_GIVEN RECORDS_.
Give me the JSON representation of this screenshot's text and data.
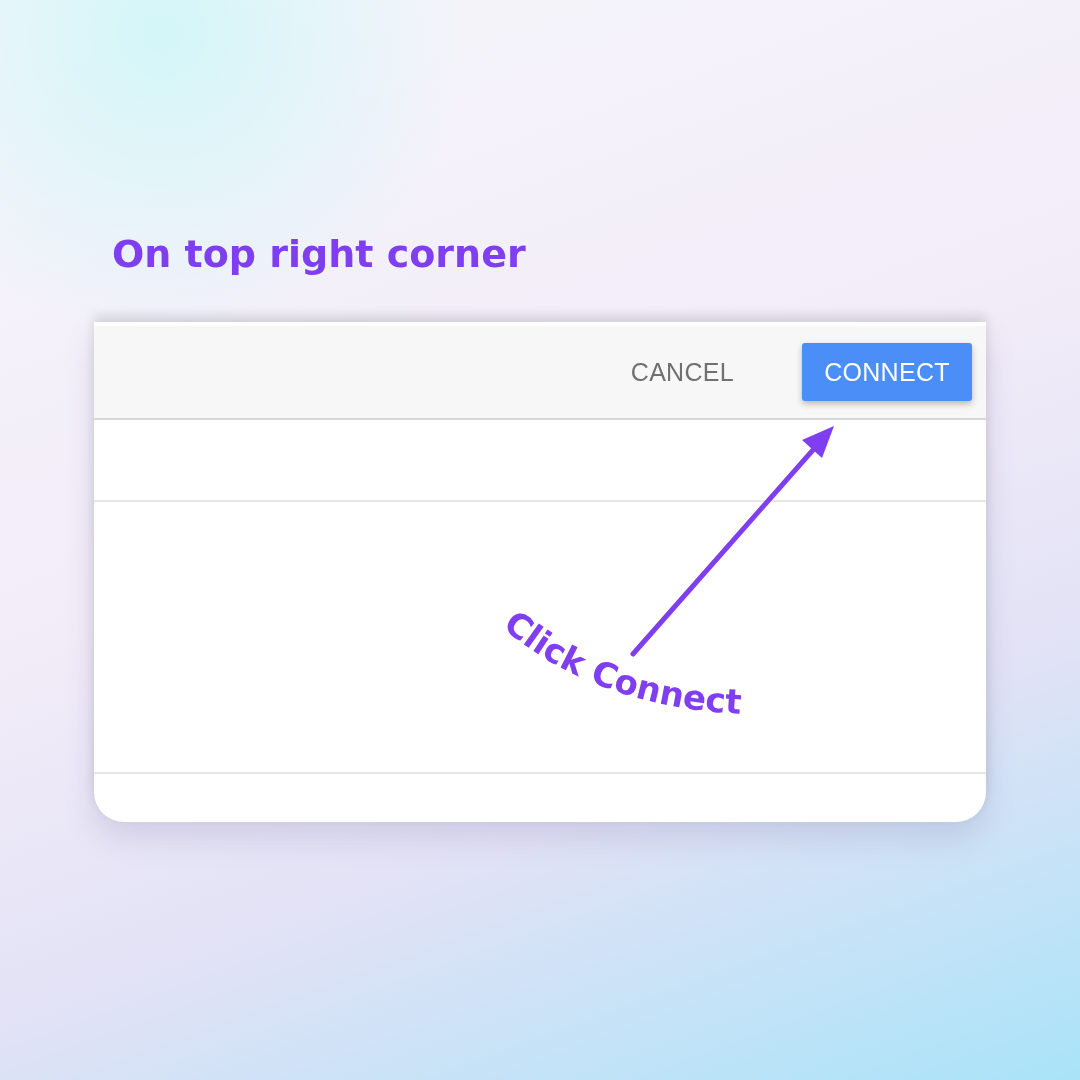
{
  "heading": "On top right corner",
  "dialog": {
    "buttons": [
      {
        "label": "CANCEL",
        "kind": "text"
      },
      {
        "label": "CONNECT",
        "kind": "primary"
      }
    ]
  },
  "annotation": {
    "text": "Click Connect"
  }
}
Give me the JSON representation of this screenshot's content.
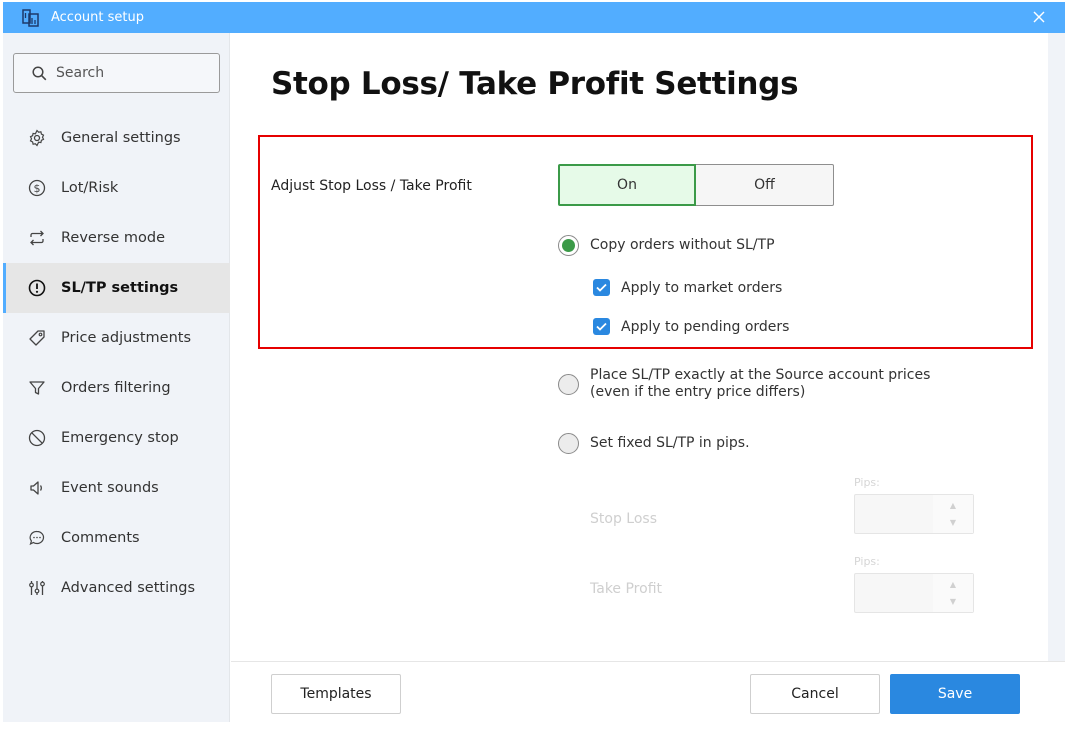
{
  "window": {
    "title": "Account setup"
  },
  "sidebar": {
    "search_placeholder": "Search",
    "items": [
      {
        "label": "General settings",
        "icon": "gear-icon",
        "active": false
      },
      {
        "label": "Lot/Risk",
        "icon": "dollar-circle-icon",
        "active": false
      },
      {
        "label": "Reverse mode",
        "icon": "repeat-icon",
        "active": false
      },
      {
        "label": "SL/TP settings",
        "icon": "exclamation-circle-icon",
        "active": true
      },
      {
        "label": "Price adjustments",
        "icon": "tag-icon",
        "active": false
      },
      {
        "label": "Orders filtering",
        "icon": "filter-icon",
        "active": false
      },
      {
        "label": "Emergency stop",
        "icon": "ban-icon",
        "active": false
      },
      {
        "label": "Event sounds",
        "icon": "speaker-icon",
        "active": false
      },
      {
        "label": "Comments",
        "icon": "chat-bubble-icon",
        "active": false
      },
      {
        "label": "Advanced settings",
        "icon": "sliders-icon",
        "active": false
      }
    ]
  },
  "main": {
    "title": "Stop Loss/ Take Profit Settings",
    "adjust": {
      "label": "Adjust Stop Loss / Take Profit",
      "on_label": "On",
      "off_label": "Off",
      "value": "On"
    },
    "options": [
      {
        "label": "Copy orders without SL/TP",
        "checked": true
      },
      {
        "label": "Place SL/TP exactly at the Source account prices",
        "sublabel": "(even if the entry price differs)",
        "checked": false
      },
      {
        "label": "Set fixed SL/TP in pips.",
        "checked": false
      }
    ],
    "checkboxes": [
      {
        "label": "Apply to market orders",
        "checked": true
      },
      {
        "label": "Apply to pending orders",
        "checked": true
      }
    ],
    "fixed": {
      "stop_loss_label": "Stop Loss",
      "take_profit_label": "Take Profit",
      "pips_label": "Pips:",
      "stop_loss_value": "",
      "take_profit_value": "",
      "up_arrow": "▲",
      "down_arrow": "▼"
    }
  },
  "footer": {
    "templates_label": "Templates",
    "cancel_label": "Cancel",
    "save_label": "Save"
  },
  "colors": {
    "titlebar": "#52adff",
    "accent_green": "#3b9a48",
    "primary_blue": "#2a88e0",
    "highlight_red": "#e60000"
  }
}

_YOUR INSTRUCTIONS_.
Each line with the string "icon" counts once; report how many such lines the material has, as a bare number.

_FINISHED EXERCISE_.
10